What you have to do: Reproduce all of the records word for word, omitting the pictures.

START Provided information

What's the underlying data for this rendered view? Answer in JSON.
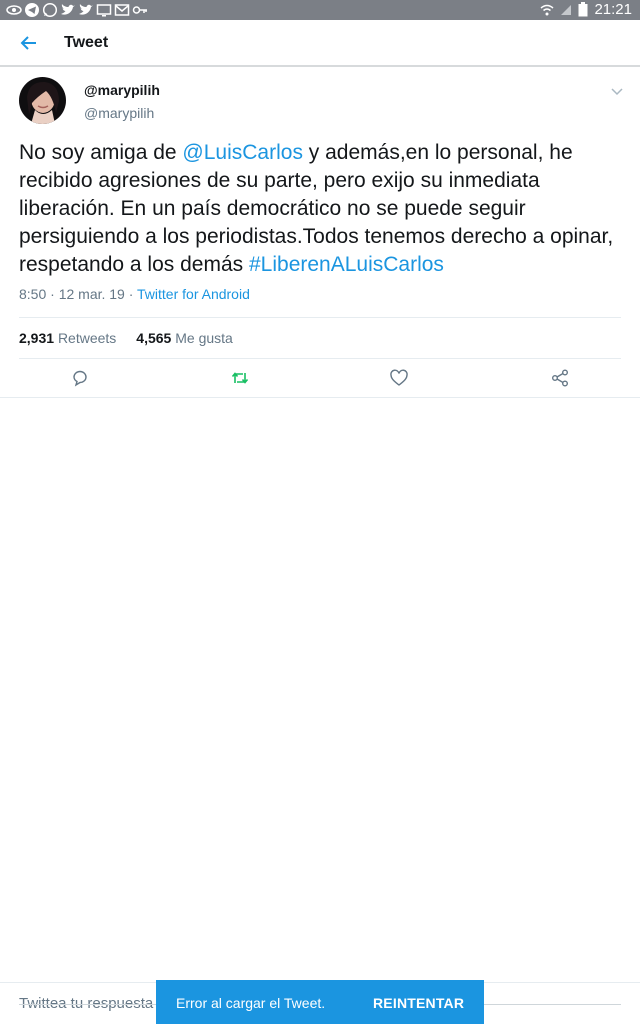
{
  "status_bar": {
    "time": "21:21",
    "icons": [
      "eye-icon",
      "telegram-icon",
      "whatsapp-icon",
      "twitter-icon",
      "twitter-icon",
      "screen-icon",
      "gmail-icon",
      "key-icon"
    ],
    "right_icons": [
      "wifi-icon",
      "signal-icon",
      "battery-icon"
    ],
    "color": "#7b7f86"
  },
  "app_bar": {
    "title": "Tweet",
    "back_icon": "arrow-left-icon"
  },
  "tweet": {
    "display_name": "@marypilih",
    "handle": "@marypilih",
    "text_parts": [
      {
        "t": "No soy amiga de ",
        "link": false
      },
      {
        "t": "@LuisCarlos",
        "link": true
      },
      {
        "t": " y además,en lo personal, he recibido agresiones de su parte, pero exijo su inmediata liberación. En un país democrático no se puede seguir persiguiendo a los periodistas.Todos tenemos derecho a opinar, respetando a los demás ",
        "link": false
      },
      {
        "t": "#LiberenALuisCarlos",
        "link": true
      }
    ],
    "time_date": "8:50 · 12 mar. 19 · ",
    "source": "Twitter for Android",
    "retweets_count": "2,931",
    "retweets_label": "Retweets",
    "likes_count": "4,565",
    "likes_label": "Me gusta",
    "link_color": "#1b95e0"
  },
  "actions": [
    "reply-icon",
    "retweet-icon",
    "like-icon",
    "share-icon"
  ],
  "reply": {
    "placeholder": "Twittea tu respuesta"
  },
  "snackbar": {
    "message": "Error al cargar el Tweet.",
    "action": "REINTENTAR",
    "color": "#1b95e0"
  }
}
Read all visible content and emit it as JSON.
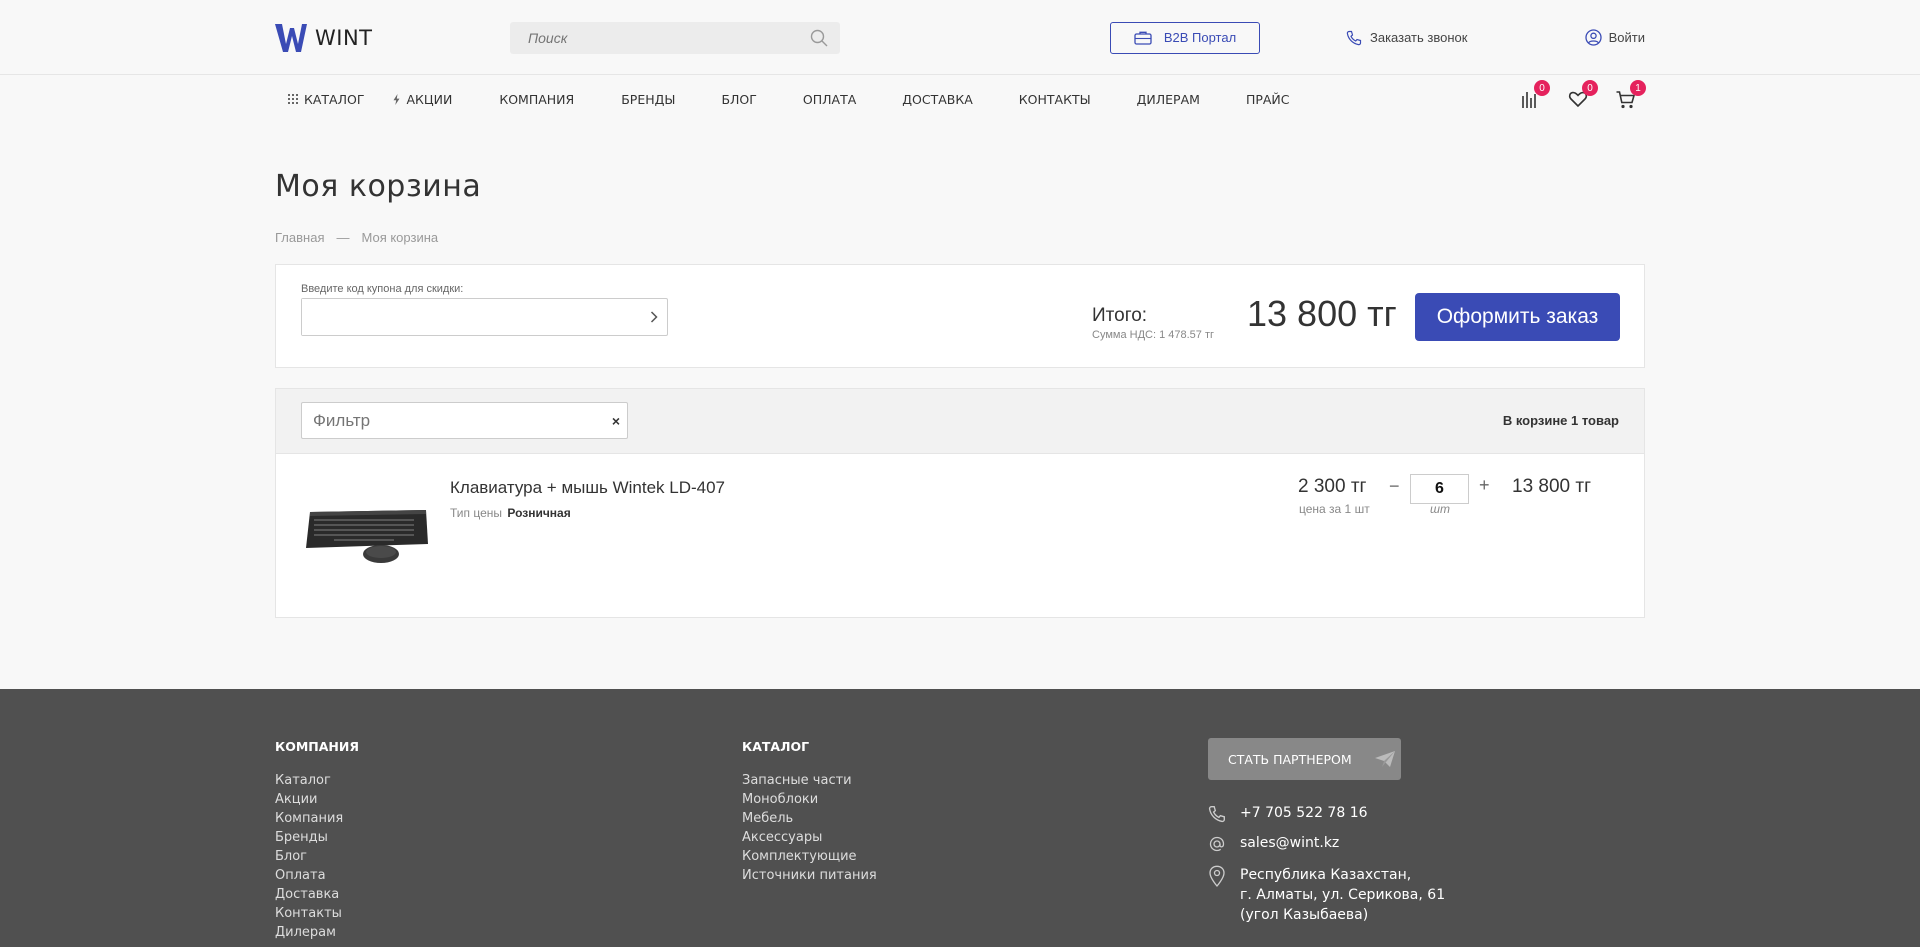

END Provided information

Result of the exercise:
What's the underlying data for this rendered view? Answer in JSON.
{
  "status_bar": {
    "time": "21:21",
    "icons": [
      "eye-icon",
      "telegram-icon",
      "whatsapp-icon",
      "twitter-icon",
      "twitter-icon",
      "screen-icon",
      "gmail-icon",
      "key-icon"
    ],
    "right_icons": [
      "wifi-icon",
      "signal-icon",
      "battery-icon"
    ],
    "color": "#7b7f86"
  },
  "app_bar": {
    "title": "Tweet",
    "back_icon": "arrow-left-icon"
  },
  "tweet": {
    "display_name": "@marypilih",
    "handle": "@marypilih",
    "text_parts": [
      {
        "t": "No soy amiga de ",
        "link": false
      },
      {
        "t": "@LuisCarlos",
        "link": true
      },
      {
        "t": " y además,en lo personal, he recibido agresiones de su parte, pero exijo su inmediata liberación. En un país democrático no se puede seguir persiguiendo a los periodistas.Todos tenemos derecho a opinar, respetando a los demás ",
        "link": false
      },
      {
        "t": "#LiberenALuisCarlos",
        "link": true
      }
    ],
    "time_date": "8:50 · 12 mar. 19 · ",
    "source": "Twitter for Android",
    "retweets_count": "2,931",
    "retweets_label": "Retweets",
    "likes_count": "4,565",
    "likes_label": "Me gusta",
    "link_color": "#1b95e0"
  },
  "actions": [
    "reply-icon",
    "retweet-icon",
    "like-icon",
    "share-icon"
  ],
  "reply": {
    "placeholder": "Twittea tu respuesta"
  },
  "snackbar": {
    "message": "Error al cargar el Tweet.",
    "action": "REINTENTAR",
    "color": "#1b95e0"
  }
}
Read all visible content and emit it as JSON.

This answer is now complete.